- Opening Delimiter -
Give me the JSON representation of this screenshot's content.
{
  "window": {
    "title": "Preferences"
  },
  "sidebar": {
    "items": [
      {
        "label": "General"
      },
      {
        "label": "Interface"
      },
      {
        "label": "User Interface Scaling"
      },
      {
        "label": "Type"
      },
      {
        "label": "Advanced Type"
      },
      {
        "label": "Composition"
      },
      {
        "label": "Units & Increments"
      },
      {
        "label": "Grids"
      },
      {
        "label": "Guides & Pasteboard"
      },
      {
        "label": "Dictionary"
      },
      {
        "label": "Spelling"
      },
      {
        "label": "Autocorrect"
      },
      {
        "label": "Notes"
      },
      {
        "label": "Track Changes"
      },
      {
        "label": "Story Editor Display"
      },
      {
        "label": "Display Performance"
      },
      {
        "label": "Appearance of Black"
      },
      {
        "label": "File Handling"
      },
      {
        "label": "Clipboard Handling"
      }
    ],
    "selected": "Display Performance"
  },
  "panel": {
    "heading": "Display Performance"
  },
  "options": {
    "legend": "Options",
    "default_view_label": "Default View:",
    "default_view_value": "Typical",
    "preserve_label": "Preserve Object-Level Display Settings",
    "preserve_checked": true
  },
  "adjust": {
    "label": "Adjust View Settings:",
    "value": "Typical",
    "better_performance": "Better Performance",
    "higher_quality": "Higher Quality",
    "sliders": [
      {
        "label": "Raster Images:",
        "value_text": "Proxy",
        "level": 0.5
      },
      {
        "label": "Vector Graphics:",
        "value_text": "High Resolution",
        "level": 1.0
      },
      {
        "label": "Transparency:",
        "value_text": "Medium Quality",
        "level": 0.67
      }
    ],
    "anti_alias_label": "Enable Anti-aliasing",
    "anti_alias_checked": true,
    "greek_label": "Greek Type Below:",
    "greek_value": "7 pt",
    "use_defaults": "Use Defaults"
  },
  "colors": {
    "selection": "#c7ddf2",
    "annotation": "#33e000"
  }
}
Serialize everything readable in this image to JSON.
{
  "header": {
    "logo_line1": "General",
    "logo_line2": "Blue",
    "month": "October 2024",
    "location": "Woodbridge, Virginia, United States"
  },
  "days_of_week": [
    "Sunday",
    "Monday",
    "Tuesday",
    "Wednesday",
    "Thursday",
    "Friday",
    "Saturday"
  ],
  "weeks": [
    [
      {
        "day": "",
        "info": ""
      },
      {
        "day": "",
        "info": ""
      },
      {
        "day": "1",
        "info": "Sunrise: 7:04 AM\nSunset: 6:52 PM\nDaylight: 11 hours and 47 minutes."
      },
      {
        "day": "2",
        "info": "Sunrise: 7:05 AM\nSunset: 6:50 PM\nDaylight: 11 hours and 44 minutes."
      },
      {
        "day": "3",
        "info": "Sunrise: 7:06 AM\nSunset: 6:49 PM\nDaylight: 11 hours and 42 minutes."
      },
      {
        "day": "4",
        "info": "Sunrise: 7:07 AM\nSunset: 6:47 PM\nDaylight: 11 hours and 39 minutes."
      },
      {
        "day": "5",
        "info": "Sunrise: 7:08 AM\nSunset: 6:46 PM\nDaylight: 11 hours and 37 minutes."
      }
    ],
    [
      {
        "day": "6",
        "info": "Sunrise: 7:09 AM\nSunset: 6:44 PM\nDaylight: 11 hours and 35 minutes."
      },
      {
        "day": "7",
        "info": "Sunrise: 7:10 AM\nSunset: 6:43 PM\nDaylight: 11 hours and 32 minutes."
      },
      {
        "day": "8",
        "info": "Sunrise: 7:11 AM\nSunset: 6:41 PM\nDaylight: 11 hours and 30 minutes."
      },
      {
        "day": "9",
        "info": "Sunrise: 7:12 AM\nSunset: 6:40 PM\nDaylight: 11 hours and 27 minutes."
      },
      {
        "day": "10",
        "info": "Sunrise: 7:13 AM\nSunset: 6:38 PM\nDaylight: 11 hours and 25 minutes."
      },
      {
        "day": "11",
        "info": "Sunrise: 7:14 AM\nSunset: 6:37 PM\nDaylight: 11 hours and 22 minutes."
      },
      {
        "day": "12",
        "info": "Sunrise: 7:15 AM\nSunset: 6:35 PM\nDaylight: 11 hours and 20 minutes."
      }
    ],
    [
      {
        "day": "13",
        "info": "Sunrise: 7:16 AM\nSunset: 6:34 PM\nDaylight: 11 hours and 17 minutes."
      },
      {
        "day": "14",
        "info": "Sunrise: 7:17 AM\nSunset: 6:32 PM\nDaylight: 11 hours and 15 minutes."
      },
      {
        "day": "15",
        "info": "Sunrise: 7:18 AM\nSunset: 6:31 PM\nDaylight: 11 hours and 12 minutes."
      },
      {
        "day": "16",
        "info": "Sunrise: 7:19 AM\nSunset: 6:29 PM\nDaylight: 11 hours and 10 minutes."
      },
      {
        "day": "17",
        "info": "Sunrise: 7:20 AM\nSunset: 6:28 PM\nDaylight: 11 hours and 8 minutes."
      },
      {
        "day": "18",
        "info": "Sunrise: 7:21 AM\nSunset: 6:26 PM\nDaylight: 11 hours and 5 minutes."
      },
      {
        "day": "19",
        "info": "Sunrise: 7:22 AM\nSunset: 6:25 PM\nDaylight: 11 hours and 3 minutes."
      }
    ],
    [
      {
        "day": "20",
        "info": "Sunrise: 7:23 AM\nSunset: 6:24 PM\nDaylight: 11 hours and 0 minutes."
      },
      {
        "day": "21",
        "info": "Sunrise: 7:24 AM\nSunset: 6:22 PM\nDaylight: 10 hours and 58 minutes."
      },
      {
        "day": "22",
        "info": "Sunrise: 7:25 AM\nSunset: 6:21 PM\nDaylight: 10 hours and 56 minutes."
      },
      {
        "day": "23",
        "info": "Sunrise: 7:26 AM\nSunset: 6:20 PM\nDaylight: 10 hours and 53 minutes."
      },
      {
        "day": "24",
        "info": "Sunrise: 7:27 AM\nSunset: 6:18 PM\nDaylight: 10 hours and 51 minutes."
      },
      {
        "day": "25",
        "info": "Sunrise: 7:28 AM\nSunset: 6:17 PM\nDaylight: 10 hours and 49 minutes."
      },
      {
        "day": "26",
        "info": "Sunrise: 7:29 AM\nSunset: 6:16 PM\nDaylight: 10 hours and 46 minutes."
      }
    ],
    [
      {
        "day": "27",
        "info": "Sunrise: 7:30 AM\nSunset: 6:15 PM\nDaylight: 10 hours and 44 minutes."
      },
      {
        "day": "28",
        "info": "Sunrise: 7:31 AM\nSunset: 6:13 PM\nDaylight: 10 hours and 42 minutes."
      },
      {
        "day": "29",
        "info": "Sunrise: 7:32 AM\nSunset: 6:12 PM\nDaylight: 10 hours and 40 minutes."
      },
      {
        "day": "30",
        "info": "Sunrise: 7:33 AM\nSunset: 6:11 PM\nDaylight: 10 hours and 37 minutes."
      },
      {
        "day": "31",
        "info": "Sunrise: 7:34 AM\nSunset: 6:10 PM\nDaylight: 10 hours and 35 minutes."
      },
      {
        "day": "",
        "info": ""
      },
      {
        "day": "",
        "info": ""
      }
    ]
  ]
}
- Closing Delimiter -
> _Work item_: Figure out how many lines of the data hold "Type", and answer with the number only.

> _Result of this exercise_: 3